There’s really nowhere quite like Gibraltar: a little piece of England looking out from Spain to the coast of Africa with a rock fabled in ancient mythology and the only wild monkey population in Europe. Gibraltar was handed over to the British by Spain in the 18th century, and British it has remained ever since, despite Spain's best efforts to get it to accept its sovereignty. The famous Rock of Gibraltar is a chunk of limestone rearing up over the city and overrun by Barbary macaques—legend says that if these monkeys leave the rock, so will the British leave Gibraltar.
Many travelers visit Gibraltar on a day trip from other destinations on the Costa del Sol, such as Malaga, Marbella, Cadiz, or Tarifa. Aside from journeying by cable car to the top of the fabled rock for its stellar views of the Spain and Morocco coastlines, visitors to this unusual slice of Europe can catch a concert inside St. Michael’s Cave, shop duty-free using the Gibraltar pound along Main Street, tour the Moorish Castle, or go dolphin-watching in the Bay of Gibraltar.
Things to Know Before You Go
- Choose from half- and full-day tours to Gibraltar from a variety of Costa del Sol destinations.
- Day trips last anywhere from five to 12 hours and often include roundtrip transportation.
- Remember to bring your passport; you’ll need it to cross into Gibraltar and back into Spain.
- Euros are accepted in many of Gibraltar’s shops and restaurants.
- When visiting the Gibraltar rock, be careful of the monkeys; they’re known to snag sunglasses or other loose items from unsuspecting tourists.
How to Get to Gibraltar
The Gibraltar International Airport has daily flights to and from London, Birmingham, Manchester, and Marrakech.
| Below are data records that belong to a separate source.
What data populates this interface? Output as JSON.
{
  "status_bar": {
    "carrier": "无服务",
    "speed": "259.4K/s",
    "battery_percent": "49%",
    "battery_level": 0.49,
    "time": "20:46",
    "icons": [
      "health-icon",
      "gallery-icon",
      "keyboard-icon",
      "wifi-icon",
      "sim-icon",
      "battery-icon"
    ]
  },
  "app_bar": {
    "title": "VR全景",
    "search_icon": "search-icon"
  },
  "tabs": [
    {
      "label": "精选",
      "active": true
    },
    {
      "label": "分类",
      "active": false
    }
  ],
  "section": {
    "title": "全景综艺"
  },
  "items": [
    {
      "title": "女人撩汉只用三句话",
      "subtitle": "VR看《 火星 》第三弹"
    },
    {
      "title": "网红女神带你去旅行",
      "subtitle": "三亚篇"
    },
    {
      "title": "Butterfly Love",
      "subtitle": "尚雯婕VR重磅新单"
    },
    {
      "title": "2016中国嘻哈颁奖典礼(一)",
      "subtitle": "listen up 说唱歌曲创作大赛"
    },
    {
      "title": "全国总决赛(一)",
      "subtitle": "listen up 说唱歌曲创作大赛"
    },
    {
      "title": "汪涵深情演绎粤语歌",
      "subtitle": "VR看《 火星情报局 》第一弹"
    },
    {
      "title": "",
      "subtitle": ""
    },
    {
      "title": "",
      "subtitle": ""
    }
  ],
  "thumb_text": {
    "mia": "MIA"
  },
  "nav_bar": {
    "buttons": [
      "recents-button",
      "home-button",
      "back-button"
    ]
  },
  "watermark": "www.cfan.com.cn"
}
A popular alternative is the Malaga Airport 75 miles (120 km) to the east. The easiest way to reach Gibraltar from Spain is on an organized tour, but independent travelers can also reach the border by bus from Seville, Malaga, Cadiz, Granada, and Algeciras. Those driving should expect long delays at the Spanish border.
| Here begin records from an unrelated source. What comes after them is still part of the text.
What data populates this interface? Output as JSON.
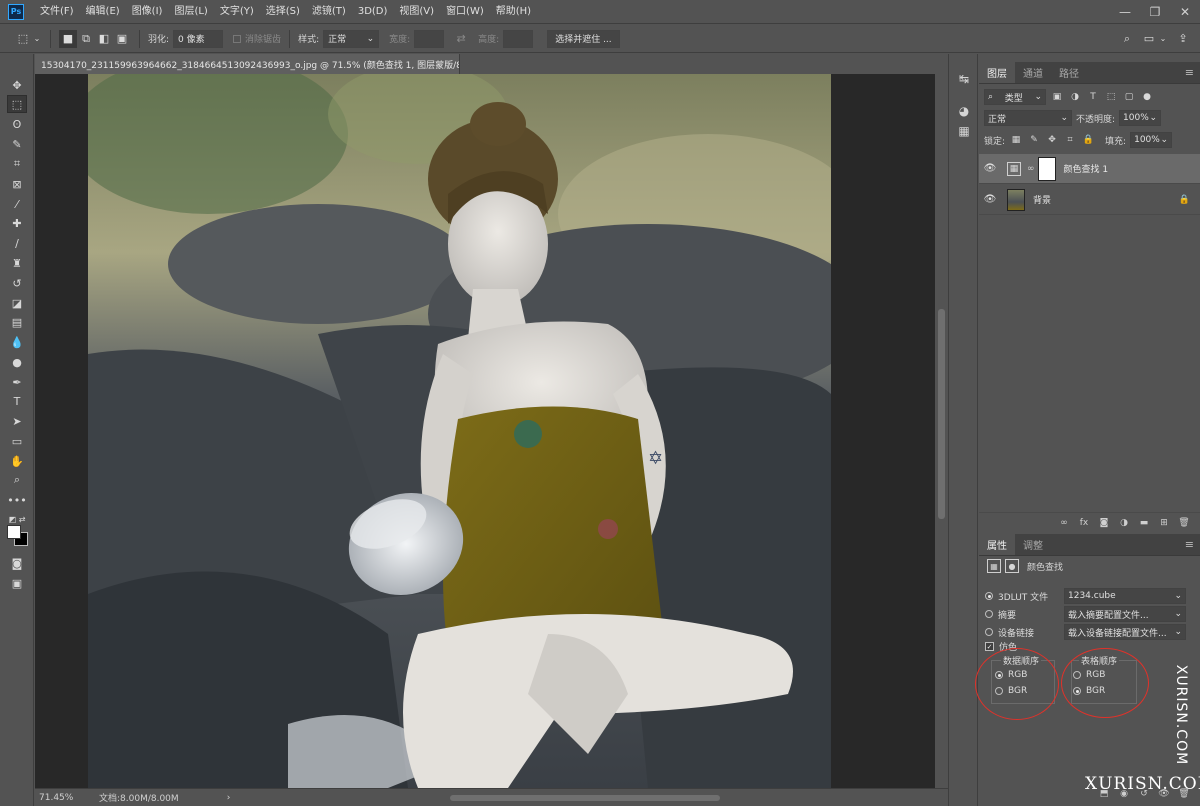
{
  "app": {
    "logo": "Ps",
    "menu": [
      "文件(F)",
      "编辑(E)",
      "图像(I)",
      "图层(L)",
      "文字(Y)",
      "选择(S)",
      "滤镜(T)",
      "3D(D)",
      "视图(V)",
      "窗口(W)",
      "帮助(H)"
    ]
  },
  "options_bar": {
    "feather_label": "羽化:",
    "feather_value": "0 像素",
    "antialias_label": "消除锯齿",
    "style_label": "样式:",
    "style_value": "正常",
    "width_label": "宽度:",
    "height_label": "高度:",
    "select_mask_button": "选择并遮住 ..."
  },
  "document": {
    "tab_title": "15304170_231159963964662_3184664513092436993_o.jpg @ 71.5% (颜色查找 1, 图层蒙版/8) *",
    "zoom": "71.45%",
    "doc_size": "文档:8.00M/8.00M"
  },
  "layers_panel": {
    "tabs": [
      "图层",
      "通道",
      "路径"
    ],
    "filter_kind": "类型",
    "blend_mode": "正常",
    "opacity_label": "不透明度:",
    "opacity_value": "100%",
    "lock_label": "锁定:",
    "fill_label": "填充:",
    "fill_value": "100%",
    "layers": [
      {
        "name": "颜色查找 1",
        "type": "adjustment",
        "visible": true,
        "selected": true
      },
      {
        "name": "背景",
        "type": "image",
        "visible": true,
        "locked": true,
        "selected": false
      }
    ]
  },
  "properties_panel": {
    "tabs": [
      "属性",
      "调整"
    ],
    "title": "颜色查找",
    "lut3d_label": "3DLUT 文件",
    "lut3d_value": "1234.cube",
    "abstract_label": "摘要",
    "abstract_value": "载入摘要配置文件...",
    "devicelink_label": "设备链接",
    "devicelink_value": "载入设备链接配置文件...",
    "dither_label": "仿色",
    "data_order_label": "数据顺序",
    "table_order_label": "表格顺序",
    "data_order_options": [
      "RGB",
      "BGR"
    ],
    "table_order_options": [
      "RGB",
      "BGR"
    ],
    "data_order_selected": "RGB",
    "table_order_selected": "BGR"
  },
  "watermark": {
    "vertical": "XURISN.COM",
    "horizontal": "XURISN.COM"
  },
  "colors": {
    "ui_bg": "#535353",
    "canvas_bg": "#282828",
    "highlight_circle": "#e0322a"
  }
}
When to Get There
For the best combination of warm, comfortable weather and fewer crowds, plan your Gibraltar trip during spring or autumn. July, August, and September are the hottest months (average highs in the mid 80s F (29° C), but sea breezes often keep the temperature comfortable. Most of Gibraltar’s rainfall occurs during November, December, and January, but typically only in short spells.
The Great Siege of Gibraltar
In 1783 Spanish and French forces made an unsuccessful attempt to capture Gibraltar from the British, who were at the time distracted by the Revolutionary War. The siege lasted for three years and seven months—the longest ever endured by the British armed forces. The labyrinth of underground passages known as the Great Siege Tunnels were largely responsible for the British victory; today, they are open to visitors and remain one of history’s most impressive examples of defense engineering.